Records from a data collection:
##########

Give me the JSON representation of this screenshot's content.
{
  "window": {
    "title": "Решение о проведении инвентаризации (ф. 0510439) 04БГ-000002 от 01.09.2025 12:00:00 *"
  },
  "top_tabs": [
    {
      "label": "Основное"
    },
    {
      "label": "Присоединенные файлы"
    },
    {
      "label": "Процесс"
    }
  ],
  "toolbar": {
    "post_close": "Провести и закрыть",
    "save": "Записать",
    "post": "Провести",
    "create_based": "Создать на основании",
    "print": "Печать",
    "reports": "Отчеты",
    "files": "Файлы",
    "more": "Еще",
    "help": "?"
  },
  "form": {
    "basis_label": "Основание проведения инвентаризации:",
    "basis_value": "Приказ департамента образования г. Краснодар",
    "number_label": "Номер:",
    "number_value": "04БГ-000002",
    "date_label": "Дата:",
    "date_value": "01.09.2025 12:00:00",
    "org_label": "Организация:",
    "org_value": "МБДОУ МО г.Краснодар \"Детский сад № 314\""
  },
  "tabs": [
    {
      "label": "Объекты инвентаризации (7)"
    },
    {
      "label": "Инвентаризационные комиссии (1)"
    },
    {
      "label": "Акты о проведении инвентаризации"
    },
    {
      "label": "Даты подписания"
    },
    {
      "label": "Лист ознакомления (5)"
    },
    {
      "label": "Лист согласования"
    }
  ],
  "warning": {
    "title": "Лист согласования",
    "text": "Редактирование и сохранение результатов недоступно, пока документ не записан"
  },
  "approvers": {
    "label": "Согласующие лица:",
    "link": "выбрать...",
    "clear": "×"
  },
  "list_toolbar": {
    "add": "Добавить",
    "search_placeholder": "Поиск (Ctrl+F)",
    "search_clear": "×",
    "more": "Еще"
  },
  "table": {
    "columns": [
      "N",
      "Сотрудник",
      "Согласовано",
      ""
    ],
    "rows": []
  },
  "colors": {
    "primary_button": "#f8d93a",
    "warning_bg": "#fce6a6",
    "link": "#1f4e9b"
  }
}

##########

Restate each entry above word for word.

Give me the JSON representation of this screenshot's content.
{
  "window": {
    "title": "Решение о проведении инвентаризации (ф. 0510439) 04БГ-000002 от 01.09.2025 12:00:00 *"
  },
  "top_tabs": [
    {
      "label": "Основное"
    },
    {
      "label": "Присоединенные файлы"
    },
    {
      "label": "Процесс"
    }
  ],
  "toolbar": {
    "post_close": "Провести и закрыть",
    "save": "Записать",
    "post": "Провести",
    "create_based": "Создать на основании",
    "print": "Печать",
    "reports": "Отчеты",
    "files": "Файлы",
    "more": "Еще",
    "help": "?"
  },
  "form": {
    "basis_label": "Основание проведения инвентаризации:",
    "basis_value": "Приказ департамента образования г. Краснодар",
    "number_label": "Номер:",
    "number_value": "04БГ-000002",
    "date_label": "Дата:",
    "date_value": "01.09.2025 12:00:00",
    "org_label": "Организация:",
    "org_value": "МБДОУ МО г.Краснодар \"Детский сад № 314\""
  },
  "tabs": [
    {
      "label": "Объекты инвентаризации (7)"
    },
    {
      "label": "Инвентаризационные комиссии (1)"
    },
    {
      "label": "Акты о проведении инвентаризации"
    },
    {
      "label": "Даты подписания"
    },
    {
      "label": "Лист ознакомления (5)"
    },
    {
      "label": "Лист согласования"
    }
  ],
  "warning": {
    "title": "Лист согласования",
    "text": "Редактирование и сохранение результатов недоступно, пока документ не записан"
  },
  "approvers": {
    "label": "Согласующие лица:",
    "link": "выбрать...",
    "clear": "×"
  },
  "list_toolbar": {
    "add": "Добавить",
    "search_placeholder": "Поиск (Ctrl+F)",
    "search_clear": "×",
    "more": "Еще"
  },
  "table": {
    "columns": [
      "N",
      "Сотрудник",
      "Согласовано",
      ""
    ],
    "rows": []
  },
  "colors": {
    "primary_button": "#f8d93a",
    "warning_bg": "#fce6a6",
    "link": "#1f4e9b"
  }
}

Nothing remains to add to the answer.